What Does It Mean to Be Immunocompromised?

Health Education
February 20, 2023
3 min read
What Does It Mean to Be Immunocompromised?

One frequently discussed topic during the COVID-19 pandemic was the particular risk the virus posed to immunocompromised people. If you hadn’t heard the term before, you may be wondering, what does it mean to be immunocompromised? How can being immunocompromised impact your life? What steps can you take to ensure safety? The answers to these and more questions follow.

What Does Immunocompromised Mean?

So, what does immunocompromised mean? 

The term itself is quite broad. Generally speaking, it refers to individuals with weak or weakened immune systems that make them more vulnerable to infections. Being immunocompromised usually means a person is suffering from another disease or underlying condition impacting their immune health.

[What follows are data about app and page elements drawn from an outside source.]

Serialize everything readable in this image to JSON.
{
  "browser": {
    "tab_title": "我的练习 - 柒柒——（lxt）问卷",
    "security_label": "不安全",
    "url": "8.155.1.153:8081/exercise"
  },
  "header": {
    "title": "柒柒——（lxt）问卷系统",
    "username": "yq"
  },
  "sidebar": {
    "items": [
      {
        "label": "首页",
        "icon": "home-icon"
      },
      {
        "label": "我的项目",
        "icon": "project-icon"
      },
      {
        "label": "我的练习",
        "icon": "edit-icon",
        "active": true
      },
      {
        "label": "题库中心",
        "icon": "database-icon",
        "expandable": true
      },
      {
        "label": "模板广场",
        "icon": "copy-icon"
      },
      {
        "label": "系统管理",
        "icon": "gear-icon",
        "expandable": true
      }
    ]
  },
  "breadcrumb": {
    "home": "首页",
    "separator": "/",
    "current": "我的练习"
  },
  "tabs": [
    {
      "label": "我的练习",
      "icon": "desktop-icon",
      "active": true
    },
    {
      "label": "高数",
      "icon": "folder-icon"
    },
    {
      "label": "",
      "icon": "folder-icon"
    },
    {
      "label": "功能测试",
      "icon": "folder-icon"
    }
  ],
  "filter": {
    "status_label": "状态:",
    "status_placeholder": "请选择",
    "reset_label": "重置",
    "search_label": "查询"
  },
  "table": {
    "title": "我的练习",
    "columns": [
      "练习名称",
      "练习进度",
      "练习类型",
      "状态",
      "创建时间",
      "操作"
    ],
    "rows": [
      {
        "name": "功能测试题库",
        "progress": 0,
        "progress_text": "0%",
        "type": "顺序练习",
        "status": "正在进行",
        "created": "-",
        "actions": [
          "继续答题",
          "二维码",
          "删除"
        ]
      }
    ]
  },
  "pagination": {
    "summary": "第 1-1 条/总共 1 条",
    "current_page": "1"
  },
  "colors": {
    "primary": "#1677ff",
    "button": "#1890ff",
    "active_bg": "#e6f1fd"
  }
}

It combines the prefix “immuno-” being of the immune system, with the word “compromised.” Being immunocompromised makes a person exceptionally vulnerable to common infections and requires more vigilance against uncommon ones.


An immunocompromised person may also be suffering from immunodeficiency. For most immunocompromised people, this deficiency is acquired as a result of another condition or treatment. There is a wide range of conditions associated with immunodeficiency, including cancer and AIDS. Some people, however, are also born with compromised immune systems as a result of genetic conditions.

Age and External Factors

People can be immunocompromised for many reasons. Age, the presence of a metabolic disorder like diabetes, a side-effect of cancer treatments, or cancer itself can create immunodeficiency. For cancer patients, this most often is because their white blood cells are impaired in either number or function. Chemotherapy treatments can also intentionally reduce immune function before a stem cell transplant, making them immunocompromised.

What Defines a Person as Immunocompromised? Are There Levels to Being Immunocompromised?

There’s no scale or objective standard for determining whether or not a person is immunocompromised. Some professionals use a count of white blood cells called neutrophils as an indicator of risk. One such study done by Dr. Gerald Bodley showed an increased risk to patients whose neutrophil count dropped below 1000 cells/microliter. Another white blood cell, the T-cell, can be used to show how immunocompromised AIDS patients are.

Treatment Options for Immunocompromised Diseases

There are several courses of treatment for immunocompromised diseases. In cancer patients, the primary focus is the treatment and remission of cancer. However, as part of that recovery, people are given donor white blood cells called granulocytes. These eventually help replenish a healthy immune cell count for some immunocompromised people. 

For many immunocompromised people, the best options are preventative ones, especially with ongoing conditions. Wearing a mask and avoiding sick people are activities many of us have engaged in during the pandemic. If you’re immunocompromised, COVID-19 is just one of the diseases you need to be aware of.

Immunocompromised patients may want to ask their doctors about which activities pose risk to their health. Even a hobby as innocuous as gardening might put immunocompromised people at a greater risk for exposure to fungal infection. With a bit of extra awareness of these potential risks, it’s still possible for immunocompromised people to live fully.

Receive Medical Professionalism from BASS Medical Group

Having a compromised immune system doesn’t preclude anyone from living a full or active life. By taking some common sense preventative measures, immunocompromised individuals can lead as normal of a life as possible. This is especially true for those recovering from a range of immunocompromising illnesses.

If your immune system is compromised, it’s time to seek the best medical care available. BASS Medical is home to professional and compassionate board-certified specialists. Our providers are here to help with every step of your treatment and recovery. Check out our COVID-19 resources to see tips, information, and other preventive steps you can take.